■ Task requirements: Leaving out all images, return the entries below exactly.

= Beginning of Section =

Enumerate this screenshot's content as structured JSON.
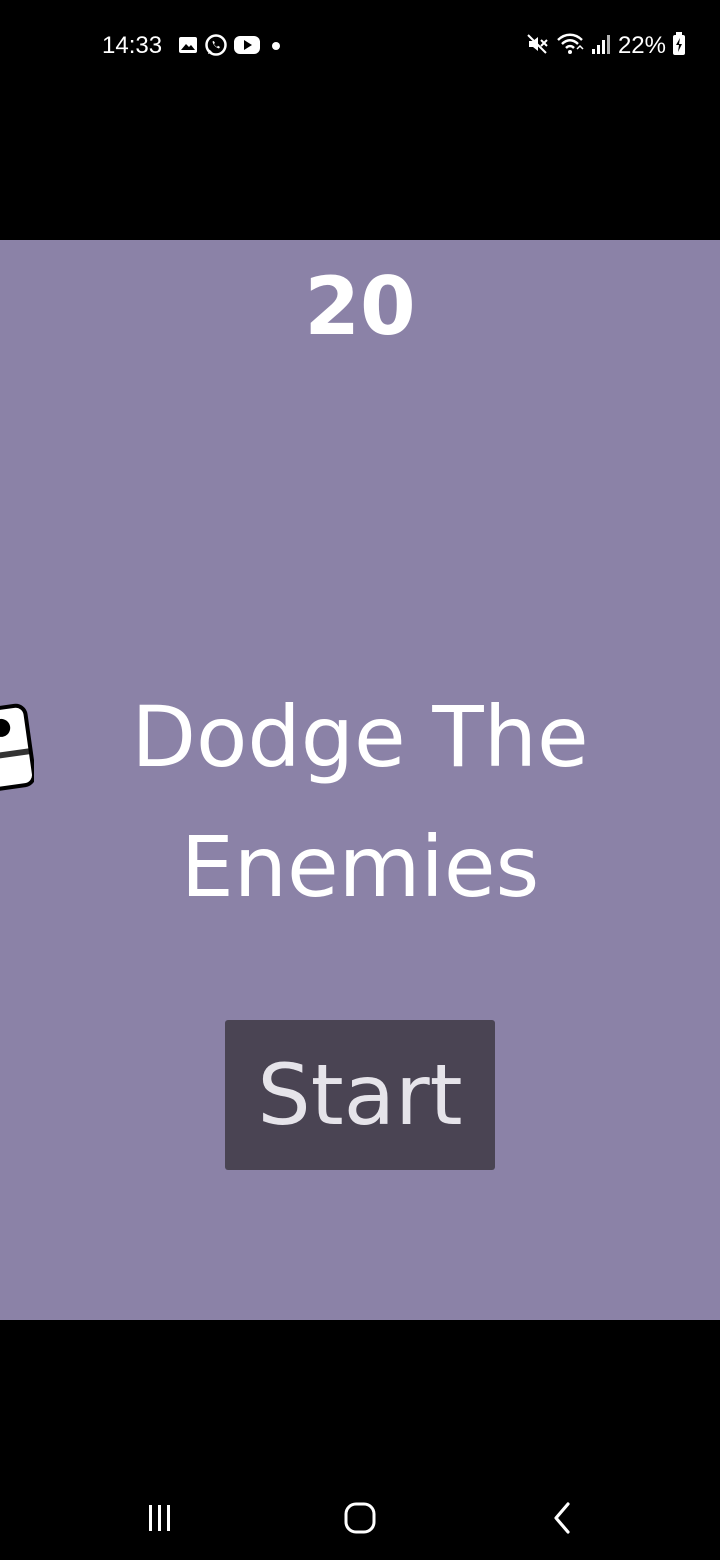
{
  "status_bar": {
    "time": "14:33",
    "battery_percent": "22%",
    "left_icons": [
      "gallery-icon",
      "whatsapp-icon",
      "youtube-icon",
      "notification-dot-icon"
    ],
    "right_icons": [
      "mute-icon",
      "wifi-icon",
      "signal-icon",
      "battery-charging-icon"
    ]
  },
  "game": {
    "score": "20",
    "title": "Dodge The\nEnemies",
    "start_label": "Start",
    "colors": {
      "background": "#8B82A7",
      "button": "#4A4453",
      "text": "#FFFFFF"
    },
    "enemy_icon": "enemy-sprite-icon"
  },
  "nav_bar": {
    "buttons": [
      "recent-apps-icon",
      "home-icon",
      "back-icon"
    ]
  }
}
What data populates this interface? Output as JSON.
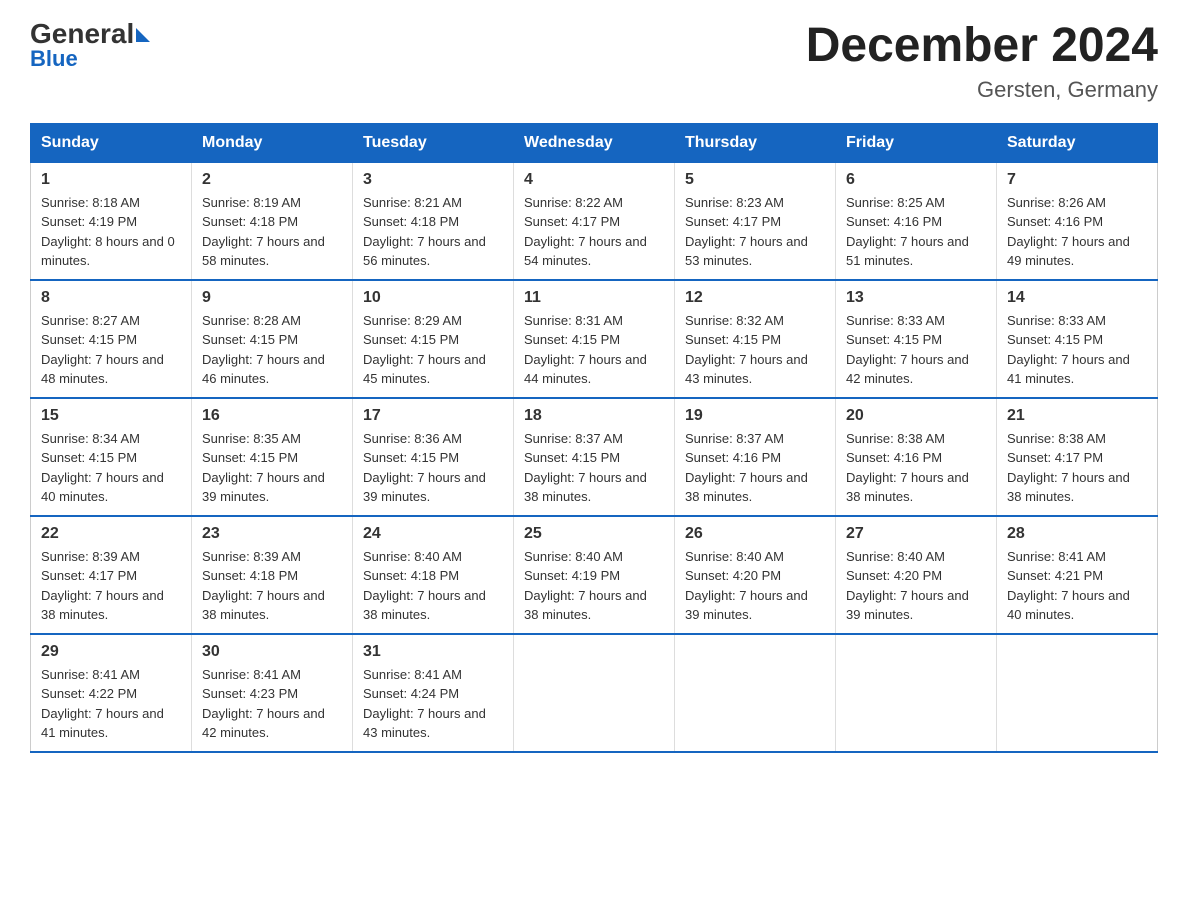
{
  "logo": {
    "general": "General",
    "arrow": "▶",
    "blue": "Blue"
  },
  "title": "December 2024",
  "location": "Gersten, Germany",
  "days_header": [
    "Sunday",
    "Monday",
    "Tuesday",
    "Wednesday",
    "Thursday",
    "Friday",
    "Saturday"
  ],
  "weeks": [
    [
      {
        "day": "1",
        "sunrise": "8:18 AM",
        "sunset": "4:19 PM",
        "daylight": "8 hours and 0 minutes."
      },
      {
        "day": "2",
        "sunrise": "8:19 AM",
        "sunset": "4:18 PM",
        "daylight": "7 hours and 58 minutes."
      },
      {
        "day": "3",
        "sunrise": "8:21 AM",
        "sunset": "4:18 PM",
        "daylight": "7 hours and 56 minutes."
      },
      {
        "day": "4",
        "sunrise": "8:22 AM",
        "sunset": "4:17 PM",
        "daylight": "7 hours and 54 minutes."
      },
      {
        "day": "5",
        "sunrise": "8:23 AM",
        "sunset": "4:17 PM",
        "daylight": "7 hours and 53 minutes."
      },
      {
        "day": "6",
        "sunrise": "8:25 AM",
        "sunset": "4:16 PM",
        "daylight": "7 hours and 51 minutes."
      },
      {
        "day": "7",
        "sunrise": "8:26 AM",
        "sunset": "4:16 PM",
        "daylight": "7 hours and 49 minutes."
      }
    ],
    [
      {
        "day": "8",
        "sunrise": "8:27 AM",
        "sunset": "4:15 PM",
        "daylight": "7 hours and 48 minutes."
      },
      {
        "day": "9",
        "sunrise": "8:28 AM",
        "sunset": "4:15 PM",
        "daylight": "7 hours and 46 minutes."
      },
      {
        "day": "10",
        "sunrise": "8:29 AM",
        "sunset": "4:15 PM",
        "daylight": "7 hours and 45 minutes."
      },
      {
        "day": "11",
        "sunrise": "8:31 AM",
        "sunset": "4:15 PM",
        "daylight": "7 hours and 44 minutes."
      },
      {
        "day": "12",
        "sunrise": "8:32 AM",
        "sunset": "4:15 PM",
        "daylight": "7 hours and 43 minutes."
      },
      {
        "day": "13",
        "sunrise": "8:33 AM",
        "sunset": "4:15 PM",
        "daylight": "7 hours and 42 minutes."
      },
      {
        "day": "14",
        "sunrise": "8:33 AM",
        "sunset": "4:15 PM",
        "daylight": "7 hours and 41 minutes."
      }
    ],
    [
      {
        "day": "15",
        "sunrise": "8:34 AM",
        "sunset": "4:15 PM",
        "daylight": "7 hours and 40 minutes."
      },
      {
        "day": "16",
        "sunrise": "8:35 AM",
        "sunset": "4:15 PM",
        "daylight": "7 hours and 39 minutes."
      },
      {
        "day": "17",
        "sunrise": "8:36 AM",
        "sunset": "4:15 PM",
        "daylight": "7 hours and 39 minutes."
      },
      {
        "day": "18",
        "sunrise": "8:37 AM",
        "sunset": "4:15 PM",
        "daylight": "7 hours and 38 minutes."
      },
      {
        "day": "19",
        "sunrise": "8:37 AM",
        "sunset": "4:16 PM",
        "daylight": "7 hours and 38 minutes."
      },
      {
        "day": "20",
        "sunrise": "8:38 AM",
        "sunset": "4:16 PM",
        "daylight": "7 hours and 38 minutes."
      },
      {
        "day": "21",
        "sunrise": "8:38 AM",
        "sunset": "4:17 PM",
        "daylight": "7 hours and 38 minutes."
      }
    ],
    [
      {
        "day": "22",
        "sunrise": "8:39 AM",
        "sunset": "4:17 PM",
        "daylight": "7 hours and 38 minutes."
      },
      {
        "day": "23",
        "sunrise": "8:39 AM",
        "sunset": "4:18 PM",
        "daylight": "7 hours and 38 minutes."
      },
      {
        "day": "24",
        "sunrise": "8:40 AM",
        "sunset": "4:18 PM",
        "daylight": "7 hours and 38 minutes."
      },
      {
        "day": "25",
        "sunrise": "8:40 AM",
        "sunset": "4:19 PM",
        "daylight": "7 hours and 38 minutes."
      },
      {
        "day": "26",
        "sunrise": "8:40 AM",
        "sunset": "4:20 PM",
        "daylight": "7 hours and 39 minutes."
      },
      {
        "day": "27",
        "sunrise": "8:40 AM",
        "sunset": "4:20 PM",
        "daylight": "7 hours and 39 minutes."
      },
      {
        "day": "28",
        "sunrise": "8:41 AM",
        "sunset": "4:21 PM",
        "daylight": "7 hours and 40 minutes."
      }
    ],
    [
      {
        "day": "29",
        "sunrise": "8:41 AM",
        "sunset": "4:22 PM",
        "daylight": "7 hours and 41 minutes."
      },
      {
        "day": "30",
        "sunrise": "8:41 AM",
        "sunset": "4:23 PM",
        "daylight": "7 hours and 42 minutes."
      },
      {
        "day": "31",
        "sunrise": "8:41 AM",
        "sunset": "4:24 PM",
        "daylight": "7 hours and 43 minutes."
      },
      null,
      null,
      null,
      null
    ]
  ]
}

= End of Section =

■ Finished exercise:
Enumerate this screenshot's content as structured JSON.
{
  "status_bar": {
    "time": "14:33",
    "battery_percent": "22%",
    "left_icons": [
      "gallery-icon",
      "whatsapp-icon",
      "youtube-icon",
      "notification-dot-icon"
    ],
    "right_icons": [
      "mute-icon",
      "wifi-icon",
      "signal-icon",
      "battery-charging-icon"
    ]
  },
  "game": {
    "score": "20",
    "title": "Dodge The\nEnemies",
    "start_label": "Start",
    "colors": {
      "background": "#8B82A7",
      "button": "#4A4453",
      "text": "#FFFFFF"
    },
    "enemy_icon": "enemy-sprite-icon"
  },
  "nav_bar": {
    "buttons": [
      "recent-apps-icon",
      "home-icon",
      "back-icon"
    ]
  }
}
What data populates this interface? Output as JSON.
{
  "logo": {
    "general": "General",
    "arrow": "▶",
    "blue": "Blue"
  },
  "title": "December 2024",
  "location": "Gersten, Germany",
  "days_header": [
    "Sunday",
    "Monday",
    "Tuesday",
    "Wednesday",
    "Thursday",
    "Friday",
    "Saturday"
  ],
  "weeks": [
    [
      {
        "day": "1",
        "sunrise": "8:18 AM",
        "sunset": "4:19 PM",
        "daylight": "8 hours and 0 minutes."
      },
      {
        "day": "2",
        "sunrise": "8:19 AM",
        "sunset": "4:18 PM",
        "daylight": "7 hours and 58 minutes."
      },
      {
        "day": "3",
        "sunrise": "8:21 AM",
        "sunset": "4:18 PM",
        "daylight": "7 hours and 56 minutes."
      },
      {
        "day": "4",
        "sunrise": "8:22 AM",
        "sunset": "4:17 PM",
        "daylight": "7 hours and 54 minutes."
      },
      {
        "day": "5",
        "sunrise": "8:23 AM",
        "sunset": "4:17 PM",
        "daylight": "7 hours and 53 minutes."
      },
      {
        "day": "6",
        "sunrise": "8:25 AM",
        "sunset": "4:16 PM",
        "daylight": "7 hours and 51 minutes."
      },
      {
        "day": "7",
        "sunrise": "8:26 AM",
        "sunset": "4:16 PM",
        "daylight": "7 hours and 49 minutes."
      }
    ],
    [
      {
        "day": "8",
        "sunrise": "8:27 AM",
        "sunset": "4:15 PM",
        "daylight": "7 hours and 48 minutes."
      },
      {
        "day": "9",
        "sunrise": "8:28 AM",
        "sunset": "4:15 PM",
        "daylight": "7 hours and 46 minutes."
      },
      {
        "day": "10",
        "sunrise": "8:29 AM",
        "sunset": "4:15 PM",
        "daylight": "7 hours and 45 minutes."
      },
      {
        "day": "11",
        "sunrise": "8:31 AM",
        "sunset": "4:15 PM",
        "daylight": "7 hours and 44 minutes."
      },
      {
        "day": "12",
        "sunrise": "8:32 AM",
        "sunset": "4:15 PM",
        "daylight": "7 hours and 43 minutes."
      },
      {
        "day": "13",
        "sunrise": "8:33 AM",
        "sunset": "4:15 PM",
        "daylight": "7 hours and 42 minutes."
      },
      {
        "day": "14",
        "sunrise": "8:33 AM",
        "sunset": "4:15 PM",
        "daylight": "7 hours and 41 minutes."
      }
    ],
    [
      {
        "day": "15",
        "sunrise": "8:34 AM",
        "sunset": "4:15 PM",
        "daylight": "7 hours and 40 minutes."
      },
      {
        "day": "16",
        "sunrise": "8:35 AM",
        "sunset": "4:15 PM",
        "daylight": "7 hours and 39 minutes."
      },
      {
        "day": "17",
        "sunrise": "8:36 AM",
        "sunset": "4:15 PM",
        "daylight": "7 hours and 39 minutes."
      },
      {
        "day": "18",
        "sunrise": "8:37 AM",
        "sunset": "4:15 PM",
        "daylight": "7 hours and 38 minutes."
      },
      {
        "day": "19",
        "sunrise": "8:37 AM",
        "sunset": "4:16 PM",
        "daylight": "7 hours and 38 minutes."
      },
      {
        "day": "20",
        "sunrise": "8:38 AM",
        "sunset": "4:16 PM",
        "daylight": "7 hours and 38 minutes."
      },
      {
        "day": "21",
        "sunrise": "8:38 AM",
        "sunset": "4:17 PM",
        "daylight": "7 hours and 38 minutes."
      }
    ],
    [
      {
        "day": "22",
        "sunrise": "8:39 AM",
        "sunset": "4:17 PM",
        "daylight": "7 hours and 38 minutes."
      },
      {
        "day": "23",
        "sunrise": "8:39 AM",
        "sunset": "4:18 PM",
        "daylight": "7 hours and 38 minutes."
      },
      {
        "day": "24",
        "sunrise": "8:40 AM",
        "sunset": "4:18 PM",
        "daylight": "7 hours and 38 minutes."
      },
      {
        "day": "25",
        "sunrise": "8:40 AM",
        "sunset": "4:19 PM",
        "daylight": "7 hours and 38 minutes."
      },
      {
        "day": "26",
        "sunrise": "8:40 AM",
        "sunset": "4:20 PM",
        "daylight": "7 hours and 39 minutes."
      },
      {
        "day": "27",
        "sunrise": "8:40 AM",
        "sunset": "4:20 PM",
        "daylight": "7 hours and 39 minutes."
      },
      {
        "day": "28",
        "sunrise": "8:41 AM",
        "sunset": "4:21 PM",
        "daylight": "7 hours and 40 minutes."
      }
    ],
    [
      {
        "day": "29",
        "sunrise": "8:41 AM",
        "sunset": "4:22 PM",
        "daylight": "7 hours and 41 minutes."
      },
      {
        "day": "30",
        "sunrise": "8:41 AM",
        "sunset": "4:23 PM",
        "daylight": "7 hours and 42 minutes."
      },
      {
        "day": "31",
        "sunrise": "8:41 AM",
        "sunset": "4:24 PM",
        "daylight": "7 hours and 43 minutes."
      },
      null,
      null,
      null,
      null
    ]
  ]
}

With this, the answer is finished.